YOUR ASSIGNMENT: The reply should hold every entry exactly as written and none of the pictures.

AVAILABLE RECORDS:
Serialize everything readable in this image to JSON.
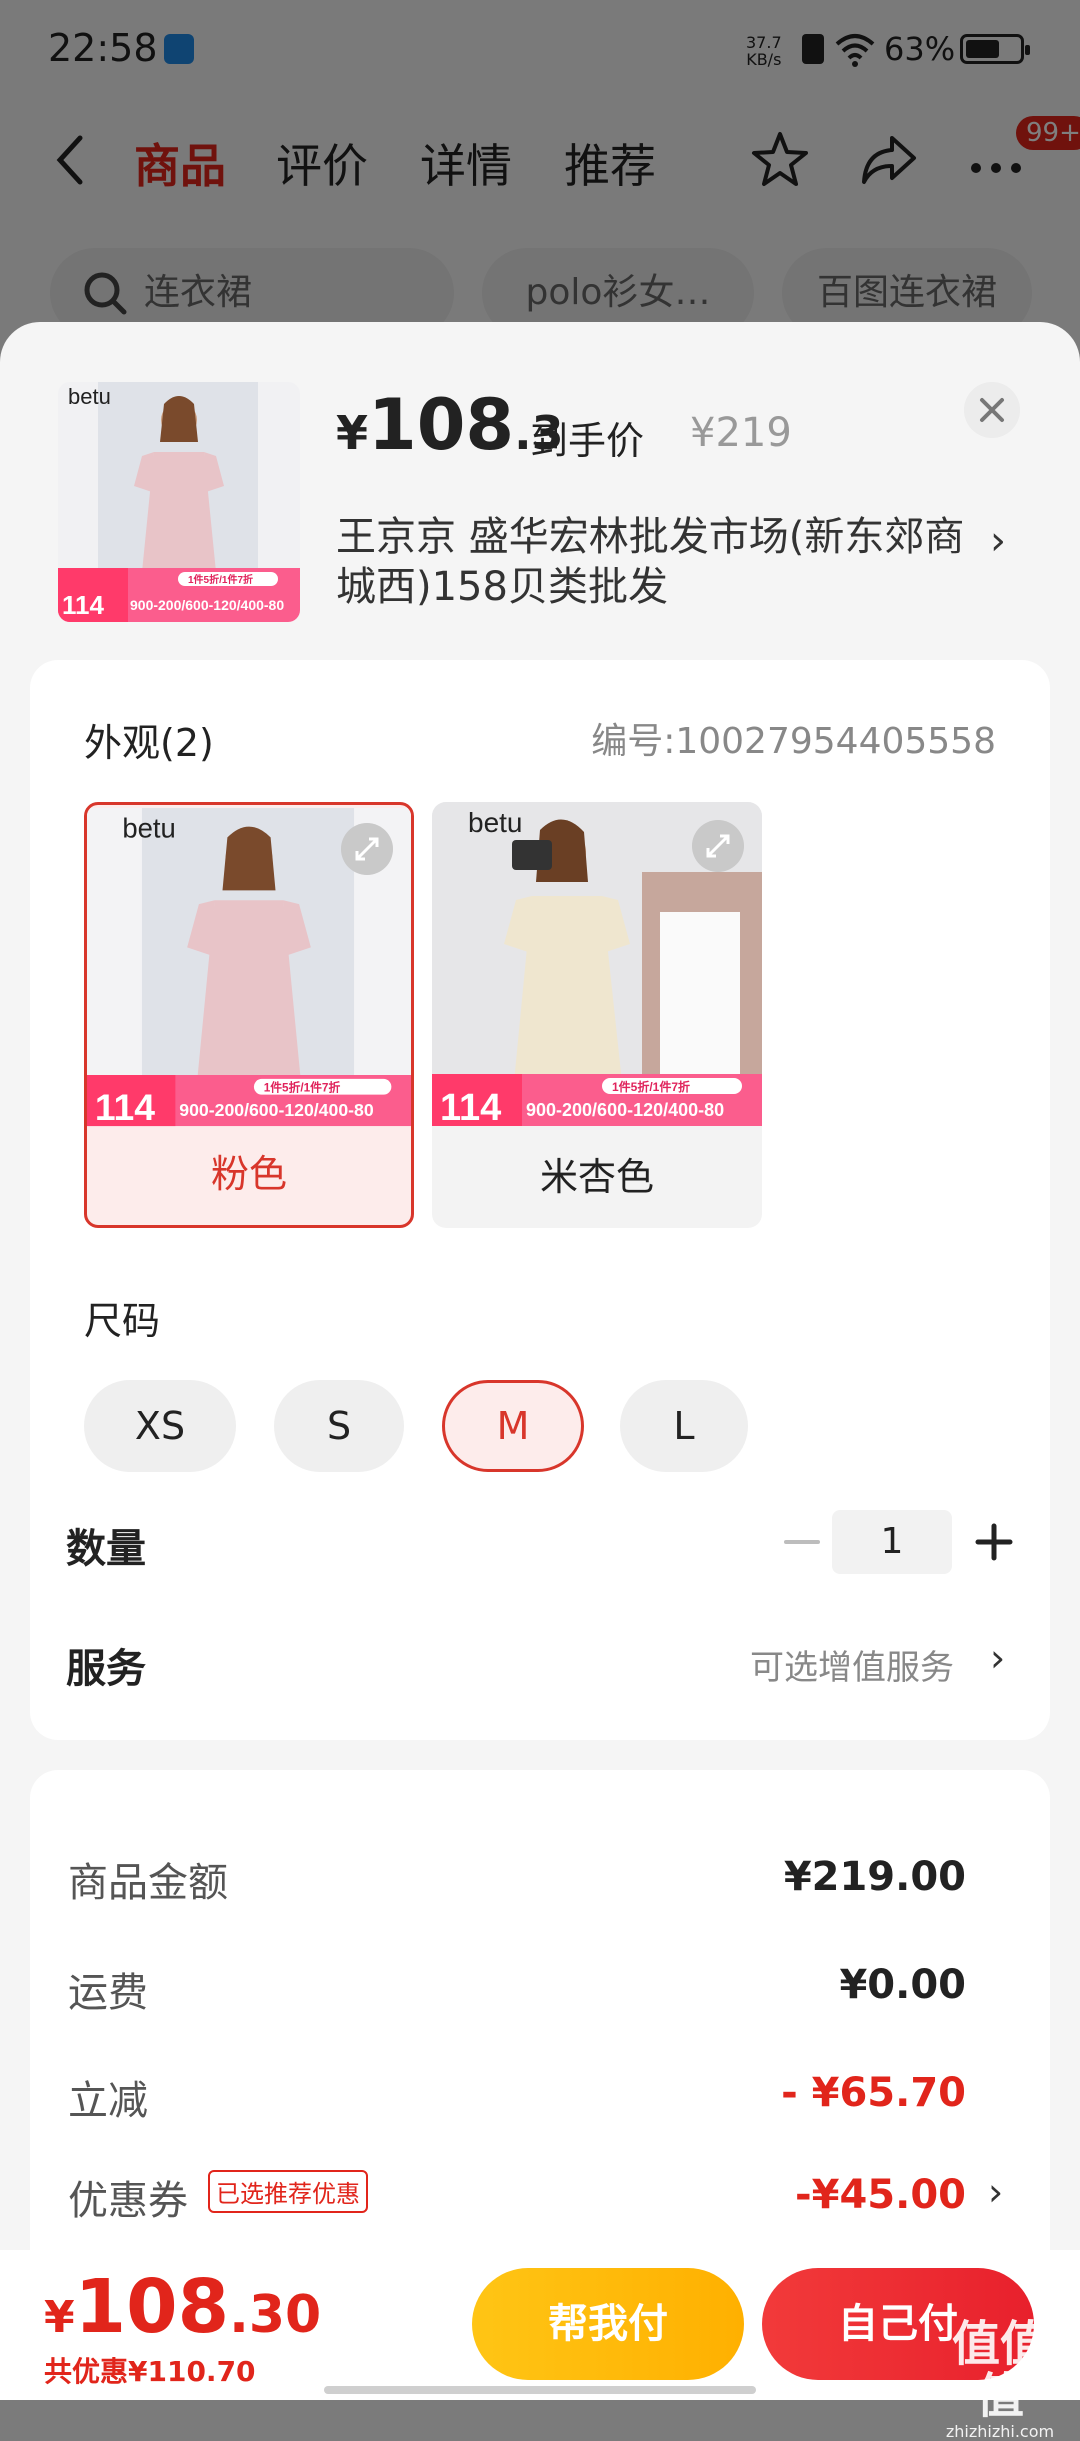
{
  "status": {
    "time": "22:58",
    "net_speed_value": "37.7",
    "net_speed_unit": "KB/s",
    "battery": "63%",
    "battery_level": 0.63
  },
  "nav": {
    "tabs": [
      "商品",
      "评价",
      "详情",
      "推荐"
    ],
    "active_tab": 0,
    "badge": "99+"
  },
  "search_chips": [
    "连衣裙",
    "polo衫女…",
    "百图连衣裙"
  ],
  "sheet": {
    "price_yen": "¥",
    "price_int": "108",
    "price_dec": ".3",
    "price_tag": "到手价",
    "orig_price": "¥219",
    "seller": "王京京  盛华宏林批发市场(新东郊商城西)158贝类批发",
    "promo": {
      "brand": "betu",
      "price": "114",
      "price_yen": "¥",
      "pill": "1件5折/1件7折",
      "range": "900-200/600-120/400-80"
    },
    "appearance": {
      "title": "外观(2)",
      "sku": "编号:10027954405558",
      "variants": [
        {
          "label": "粉色",
          "selected": true,
          "color": "#e8c4c8"
        },
        {
          "label": "米杏色",
          "selected": false,
          "color": "#efe6cf"
        }
      ]
    },
    "size": {
      "title": "尺码",
      "options": [
        "XS",
        "S",
        "M",
        "L"
      ],
      "selected": "M"
    },
    "quantity": {
      "label": "数量",
      "value": "1"
    },
    "service": {
      "label": "服务",
      "text": "可选增值服务"
    },
    "fees": {
      "goods_label": "商品金额",
      "goods_value": "¥219.00",
      "shipping_label": "运费",
      "shipping_value": "¥0.00",
      "discount_label": "立减",
      "discount_value": "- ¥65.70",
      "coupon_label": "优惠券",
      "coupon_tag": "已选推荐优惠",
      "coupon_value": "-¥45.00"
    }
  },
  "bottom": {
    "total_yen": "¥",
    "total_int": "108",
    "total_dec": ".30",
    "saving": "共优惠¥110.70",
    "help_pay": "帮我付",
    "self_pay": "自己付"
  },
  "watermark": {
    "big": "值值值",
    "small": "zhizhizhi.com"
  },
  "colors": {
    "brand_red": "#e1251b",
    "help_yellow": "#ffc515",
    "pink_dress": "#e8c4c8",
    "beige_dress": "#efe6cf"
  }
}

RESPONSE FOR THIS EXERCISE:
Serialize everything readable in this image to JSON.
{
  "status": {
    "time": "22:58",
    "net_speed_value": "37.7",
    "net_speed_unit": "KB/s",
    "battery": "63%",
    "battery_level": 0.63
  },
  "nav": {
    "tabs": [
      "商品",
      "评价",
      "详情",
      "推荐"
    ],
    "active_tab": 0,
    "badge": "99+"
  },
  "search_chips": [
    "连衣裙",
    "polo衫女…",
    "百图连衣裙"
  ],
  "sheet": {
    "price_yen": "¥",
    "price_int": "108",
    "price_dec": ".3",
    "price_tag": "到手价",
    "orig_price": "¥219",
    "seller": "王京京  盛华宏林批发市场(新东郊商城西)158贝类批发",
    "promo": {
      "brand": "betu",
      "price": "114",
      "price_yen": "¥",
      "pill": "1件5折/1件7折",
      "range": "900-200/600-120/400-80"
    },
    "appearance": {
      "title": "外观(2)",
      "sku": "编号:10027954405558",
      "variants": [
        {
          "label": "粉色",
          "selected": true,
          "color": "#e8c4c8"
        },
        {
          "label": "米杏色",
          "selected": false,
          "color": "#efe6cf"
        }
      ]
    },
    "size": {
      "title": "尺码",
      "options": [
        "XS",
        "S",
        "M",
        "L"
      ],
      "selected": "M"
    },
    "quantity": {
      "label": "数量",
      "value": "1"
    },
    "service": {
      "label": "服务",
      "text": "可选增值服务"
    },
    "fees": {
      "goods_label": "商品金额",
      "goods_value": "¥219.00",
      "shipping_label": "运费",
      "shipping_value": "¥0.00",
      "discount_label": "立减",
      "discount_value": "- ¥65.70",
      "coupon_label": "优惠券",
      "coupon_tag": "已选推荐优惠",
      "coupon_value": "-¥45.00"
    }
  },
  "bottom": {
    "total_yen": "¥",
    "total_int": "108",
    "total_dec": ".30",
    "saving": "共优惠¥110.70",
    "help_pay": "帮我付",
    "self_pay": "自己付"
  },
  "watermark": {
    "big": "值值值",
    "small": "zhizhizhi.com"
  },
  "colors": {
    "brand_red": "#e1251b",
    "help_yellow": "#ffc515",
    "pink_dress": "#e8c4c8",
    "beige_dress": "#efe6cf"
  }
}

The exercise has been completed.